Height: 5 ft 6 in
Born: January 12, 1869
Died: May 5, 1942
Birthplace: West Kirby, England
Before America’s Bobby Jones, we had England’s Harold Horsfall Hilton. Like Jones, Hilton competed against and often beat the best professionals of the time. Hilton was born in West Kirby, England in 1869. He won both the U.S. Amateur (becoming the first foreign born player to do so) and the British Amateur titles in 1911, becoming only the second player to accomplish the feat. Hilton won three other British Amateur championships.
More impressively, Hilton won the professional British Open, “the Open Championship” twice. Hilton won in 1892 at Muirfield and again, five years later at Royal Liverpool.
Hilton’s passion for the game extended beyond playing. He helped design Ferndown Golf Club in Dorset, a course which hosted Open Championship qualifying over the years. He also wrote about the game and served as editor for both Golf Illustrated and Golf Monthly.
In 1978, the World Golf Hall of Fame inducted Hilton into their shrine – more than 35 years after his death.
In that 1911 U.S. Amateur win, Hilton hit a golf shot on the 37th hole (first play-off hole in a 36-hole match play) that was still talked about decades later. Hilton pushed a three-wood and the golf ball was headed into a waste area to the right of the green. The ball struck a rock and ricocheted onto the green. His stunned opponent, Fred Herreshoff, mishit his next shot and made bogey. The unlikely turn of events allowed Hilton to become the first foreign born player to win the U.S. Amateur.
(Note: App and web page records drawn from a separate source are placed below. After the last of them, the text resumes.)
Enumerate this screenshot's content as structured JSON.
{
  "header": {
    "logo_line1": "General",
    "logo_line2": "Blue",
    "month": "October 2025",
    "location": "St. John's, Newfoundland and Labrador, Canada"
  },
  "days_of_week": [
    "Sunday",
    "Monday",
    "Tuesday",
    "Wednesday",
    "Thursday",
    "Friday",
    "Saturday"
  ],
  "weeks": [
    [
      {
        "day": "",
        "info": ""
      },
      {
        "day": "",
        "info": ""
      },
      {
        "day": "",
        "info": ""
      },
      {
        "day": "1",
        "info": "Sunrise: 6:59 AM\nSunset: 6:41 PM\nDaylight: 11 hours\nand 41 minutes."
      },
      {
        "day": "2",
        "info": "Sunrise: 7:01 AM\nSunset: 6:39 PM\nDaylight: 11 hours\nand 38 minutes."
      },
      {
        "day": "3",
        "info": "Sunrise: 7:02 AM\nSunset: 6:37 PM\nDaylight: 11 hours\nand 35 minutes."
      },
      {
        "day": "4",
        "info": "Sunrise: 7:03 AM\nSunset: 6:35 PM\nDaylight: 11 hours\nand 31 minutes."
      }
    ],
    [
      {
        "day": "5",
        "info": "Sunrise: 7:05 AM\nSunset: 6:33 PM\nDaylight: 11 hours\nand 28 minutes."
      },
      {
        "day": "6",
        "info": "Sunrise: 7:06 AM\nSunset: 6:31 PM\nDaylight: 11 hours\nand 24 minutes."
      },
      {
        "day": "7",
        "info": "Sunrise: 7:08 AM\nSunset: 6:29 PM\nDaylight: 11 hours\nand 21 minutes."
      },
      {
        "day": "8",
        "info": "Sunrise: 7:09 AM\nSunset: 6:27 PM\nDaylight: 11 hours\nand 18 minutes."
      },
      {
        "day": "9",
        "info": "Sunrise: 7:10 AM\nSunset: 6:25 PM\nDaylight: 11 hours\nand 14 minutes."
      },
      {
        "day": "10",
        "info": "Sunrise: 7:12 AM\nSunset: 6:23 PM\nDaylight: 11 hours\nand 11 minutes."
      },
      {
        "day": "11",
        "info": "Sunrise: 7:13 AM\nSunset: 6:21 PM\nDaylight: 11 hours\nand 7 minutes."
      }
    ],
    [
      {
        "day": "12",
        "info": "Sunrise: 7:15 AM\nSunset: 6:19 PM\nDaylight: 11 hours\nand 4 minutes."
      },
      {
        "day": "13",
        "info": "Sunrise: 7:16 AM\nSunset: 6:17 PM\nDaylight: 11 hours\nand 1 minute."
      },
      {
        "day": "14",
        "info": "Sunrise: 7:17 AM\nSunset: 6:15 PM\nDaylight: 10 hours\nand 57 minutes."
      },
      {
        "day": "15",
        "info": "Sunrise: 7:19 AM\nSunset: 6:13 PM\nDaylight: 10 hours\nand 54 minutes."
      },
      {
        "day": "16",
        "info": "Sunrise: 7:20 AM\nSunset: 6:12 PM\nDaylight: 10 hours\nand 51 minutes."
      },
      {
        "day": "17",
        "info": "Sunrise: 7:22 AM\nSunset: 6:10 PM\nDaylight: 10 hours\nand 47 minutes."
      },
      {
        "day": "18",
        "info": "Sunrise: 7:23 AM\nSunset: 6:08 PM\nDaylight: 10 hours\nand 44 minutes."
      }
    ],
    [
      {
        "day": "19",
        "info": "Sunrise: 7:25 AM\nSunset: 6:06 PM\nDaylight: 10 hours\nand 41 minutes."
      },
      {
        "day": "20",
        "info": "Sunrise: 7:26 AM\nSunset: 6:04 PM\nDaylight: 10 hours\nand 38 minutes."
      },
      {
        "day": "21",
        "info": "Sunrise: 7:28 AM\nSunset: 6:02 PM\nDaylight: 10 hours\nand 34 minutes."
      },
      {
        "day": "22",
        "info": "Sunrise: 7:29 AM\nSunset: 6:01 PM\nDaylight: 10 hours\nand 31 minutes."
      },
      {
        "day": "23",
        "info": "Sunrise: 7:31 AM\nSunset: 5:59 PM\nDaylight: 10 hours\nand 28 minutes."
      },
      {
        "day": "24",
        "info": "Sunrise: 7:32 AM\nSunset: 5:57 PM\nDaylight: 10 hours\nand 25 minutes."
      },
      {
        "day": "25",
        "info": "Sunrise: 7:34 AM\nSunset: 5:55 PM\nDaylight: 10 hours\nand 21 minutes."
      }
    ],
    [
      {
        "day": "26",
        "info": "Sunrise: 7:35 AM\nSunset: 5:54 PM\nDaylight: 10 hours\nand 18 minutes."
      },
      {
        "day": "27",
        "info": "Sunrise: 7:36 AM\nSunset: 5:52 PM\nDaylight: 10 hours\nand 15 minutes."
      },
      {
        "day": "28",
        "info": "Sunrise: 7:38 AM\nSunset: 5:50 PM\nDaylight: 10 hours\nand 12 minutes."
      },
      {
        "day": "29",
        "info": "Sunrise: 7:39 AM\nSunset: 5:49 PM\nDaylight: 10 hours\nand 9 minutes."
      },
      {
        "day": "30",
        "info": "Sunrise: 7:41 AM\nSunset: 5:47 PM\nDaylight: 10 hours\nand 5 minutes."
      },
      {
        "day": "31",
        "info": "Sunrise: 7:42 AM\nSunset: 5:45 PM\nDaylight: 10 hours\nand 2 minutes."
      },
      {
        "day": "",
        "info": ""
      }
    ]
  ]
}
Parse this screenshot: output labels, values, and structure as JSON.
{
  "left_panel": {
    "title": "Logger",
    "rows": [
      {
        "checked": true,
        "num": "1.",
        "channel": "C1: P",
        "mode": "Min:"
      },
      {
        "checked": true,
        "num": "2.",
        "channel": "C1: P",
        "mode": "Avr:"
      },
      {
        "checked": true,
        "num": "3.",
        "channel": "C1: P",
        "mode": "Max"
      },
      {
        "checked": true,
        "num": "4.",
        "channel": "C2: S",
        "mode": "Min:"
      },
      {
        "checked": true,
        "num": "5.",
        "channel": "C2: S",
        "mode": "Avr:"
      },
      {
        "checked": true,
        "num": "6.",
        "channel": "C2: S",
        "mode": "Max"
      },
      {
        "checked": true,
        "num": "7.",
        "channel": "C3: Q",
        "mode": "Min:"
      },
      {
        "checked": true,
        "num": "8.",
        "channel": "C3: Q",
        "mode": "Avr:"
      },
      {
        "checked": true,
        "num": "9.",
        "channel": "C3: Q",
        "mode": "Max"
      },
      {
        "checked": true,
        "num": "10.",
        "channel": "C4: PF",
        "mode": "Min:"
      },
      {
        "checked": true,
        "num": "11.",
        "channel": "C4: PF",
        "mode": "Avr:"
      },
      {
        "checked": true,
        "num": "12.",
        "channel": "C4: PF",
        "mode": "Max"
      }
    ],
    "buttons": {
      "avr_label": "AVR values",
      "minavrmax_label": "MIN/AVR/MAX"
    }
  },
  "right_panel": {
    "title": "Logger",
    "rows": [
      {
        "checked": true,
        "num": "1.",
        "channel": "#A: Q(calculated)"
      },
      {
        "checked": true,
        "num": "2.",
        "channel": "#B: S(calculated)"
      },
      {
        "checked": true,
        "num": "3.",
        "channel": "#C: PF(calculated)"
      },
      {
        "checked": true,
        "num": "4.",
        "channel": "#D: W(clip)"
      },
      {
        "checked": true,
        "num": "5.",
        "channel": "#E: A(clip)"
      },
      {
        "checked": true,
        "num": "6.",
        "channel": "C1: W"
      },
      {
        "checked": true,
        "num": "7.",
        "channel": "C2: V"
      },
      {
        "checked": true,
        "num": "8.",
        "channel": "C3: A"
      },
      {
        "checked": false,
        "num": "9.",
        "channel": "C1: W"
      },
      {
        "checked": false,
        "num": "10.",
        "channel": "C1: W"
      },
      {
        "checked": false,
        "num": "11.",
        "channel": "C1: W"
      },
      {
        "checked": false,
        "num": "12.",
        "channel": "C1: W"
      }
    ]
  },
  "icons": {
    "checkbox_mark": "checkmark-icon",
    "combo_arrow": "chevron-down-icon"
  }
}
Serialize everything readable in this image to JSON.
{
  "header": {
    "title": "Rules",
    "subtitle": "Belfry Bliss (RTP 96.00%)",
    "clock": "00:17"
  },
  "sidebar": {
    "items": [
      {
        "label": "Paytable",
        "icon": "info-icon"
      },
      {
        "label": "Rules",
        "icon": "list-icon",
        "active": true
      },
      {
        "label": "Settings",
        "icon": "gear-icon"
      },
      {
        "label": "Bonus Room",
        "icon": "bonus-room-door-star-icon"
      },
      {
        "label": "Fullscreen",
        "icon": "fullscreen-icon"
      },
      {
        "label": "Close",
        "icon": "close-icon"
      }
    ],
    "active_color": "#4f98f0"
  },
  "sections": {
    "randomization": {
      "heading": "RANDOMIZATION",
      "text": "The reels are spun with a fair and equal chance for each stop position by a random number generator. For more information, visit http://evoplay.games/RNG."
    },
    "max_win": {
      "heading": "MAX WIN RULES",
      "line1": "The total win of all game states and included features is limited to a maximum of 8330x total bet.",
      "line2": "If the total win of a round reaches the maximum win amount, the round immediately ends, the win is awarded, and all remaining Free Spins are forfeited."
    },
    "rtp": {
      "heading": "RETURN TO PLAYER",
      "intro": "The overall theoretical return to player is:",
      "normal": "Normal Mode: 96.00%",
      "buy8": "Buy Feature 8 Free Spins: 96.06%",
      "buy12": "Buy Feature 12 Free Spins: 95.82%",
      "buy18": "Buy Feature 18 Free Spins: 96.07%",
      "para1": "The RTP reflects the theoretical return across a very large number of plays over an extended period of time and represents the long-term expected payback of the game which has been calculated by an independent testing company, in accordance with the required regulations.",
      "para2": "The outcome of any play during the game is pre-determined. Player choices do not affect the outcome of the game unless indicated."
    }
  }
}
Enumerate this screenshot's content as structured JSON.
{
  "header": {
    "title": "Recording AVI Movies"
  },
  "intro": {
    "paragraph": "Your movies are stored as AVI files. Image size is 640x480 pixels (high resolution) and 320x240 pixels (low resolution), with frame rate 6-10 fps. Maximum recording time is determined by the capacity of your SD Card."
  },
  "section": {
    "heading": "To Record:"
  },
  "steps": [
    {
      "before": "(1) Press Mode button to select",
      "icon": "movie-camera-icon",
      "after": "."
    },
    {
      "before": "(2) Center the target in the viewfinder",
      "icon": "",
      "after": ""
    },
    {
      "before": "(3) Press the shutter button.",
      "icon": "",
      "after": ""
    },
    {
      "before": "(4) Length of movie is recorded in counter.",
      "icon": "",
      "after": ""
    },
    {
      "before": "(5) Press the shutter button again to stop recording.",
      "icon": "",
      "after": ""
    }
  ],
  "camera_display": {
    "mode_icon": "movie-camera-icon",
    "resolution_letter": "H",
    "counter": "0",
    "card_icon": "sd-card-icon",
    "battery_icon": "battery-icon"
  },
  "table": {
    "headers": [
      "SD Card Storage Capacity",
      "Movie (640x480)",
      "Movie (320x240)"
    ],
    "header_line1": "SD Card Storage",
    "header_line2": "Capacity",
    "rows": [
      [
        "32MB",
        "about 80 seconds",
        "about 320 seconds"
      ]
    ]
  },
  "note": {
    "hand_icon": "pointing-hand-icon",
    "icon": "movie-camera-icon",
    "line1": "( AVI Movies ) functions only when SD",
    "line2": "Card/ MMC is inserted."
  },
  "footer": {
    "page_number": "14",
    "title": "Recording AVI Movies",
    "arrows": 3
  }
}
Legendary sports writer Herbert Warren Wind called it, “the most discussed single shot ever played in an American tournament.”